_WHAT TO DO_. Give back the full listing, exactly as it is.

_GIVEN DATA_.

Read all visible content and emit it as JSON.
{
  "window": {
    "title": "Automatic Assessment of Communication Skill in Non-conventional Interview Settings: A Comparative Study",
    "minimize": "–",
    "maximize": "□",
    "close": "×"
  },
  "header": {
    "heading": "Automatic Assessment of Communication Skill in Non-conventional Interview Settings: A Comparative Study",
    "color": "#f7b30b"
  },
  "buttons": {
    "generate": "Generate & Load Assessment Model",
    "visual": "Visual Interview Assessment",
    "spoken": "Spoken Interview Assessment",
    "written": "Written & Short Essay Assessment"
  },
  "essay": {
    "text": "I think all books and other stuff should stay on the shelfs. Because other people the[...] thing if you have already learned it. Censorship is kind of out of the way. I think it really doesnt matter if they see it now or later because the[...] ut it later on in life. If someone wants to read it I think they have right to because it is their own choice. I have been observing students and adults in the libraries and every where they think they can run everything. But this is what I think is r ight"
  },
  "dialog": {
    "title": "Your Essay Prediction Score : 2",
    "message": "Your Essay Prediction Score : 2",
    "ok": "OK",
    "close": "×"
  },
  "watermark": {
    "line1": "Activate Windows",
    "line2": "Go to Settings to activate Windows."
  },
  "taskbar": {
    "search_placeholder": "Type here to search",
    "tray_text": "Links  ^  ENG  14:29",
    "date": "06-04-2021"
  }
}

_WORKED SOLUTION_.
Read all visible content and emit it as JSON.
{
  "window": {
    "title": "Automatic Assessment of Communication Skill in Non-conventional Interview Settings: A Comparative Study",
    "minimize": "–",
    "maximize": "□",
    "close": "×"
  },
  "header": {
    "heading": "Automatic Assessment of Communication Skill in Non-conventional Interview Settings: A Comparative Study",
    "color": "#f7b30b"
  },
  "buttons": {
    "generate": "Generate & Load Assessment Model",
    "visual": "Visual Interview Assessment",
    "spoken": "Spoken Interview Assessment",
    "written": "Written & Short Essay Assessment"
  },
  "essay": {
    "text": "I think all books and other stuff should stay on the shelfs. Because other people the[...] thing if you have already learned it. Censorship is kind of out of the way. I think it really doesnt matter if they see it now or later because the[...] ut it later on in life. If someone wants to read it I think they have right to because it is their own choice. I have been observing students and adults in the libraries and every where they think they can run everything. But this is what I think is r ight"
  },
  "dialog": {
    "title": "Your Essay Prediction Score : 2",
    "message": "Your Essay Prediction Score : 2",
    "ok": "OK",
    "close": "×"
  },
  "watermark": {
    "line1": "Activate Windows",
    "line2": "Go to Settings to activate Windows."
  },
  "taskbar": {
    "search_placeholder": "Type here to search",
    "tray_text": "Links  ^  ENG  14:29",
    "date": "06-04-2021"
  }
}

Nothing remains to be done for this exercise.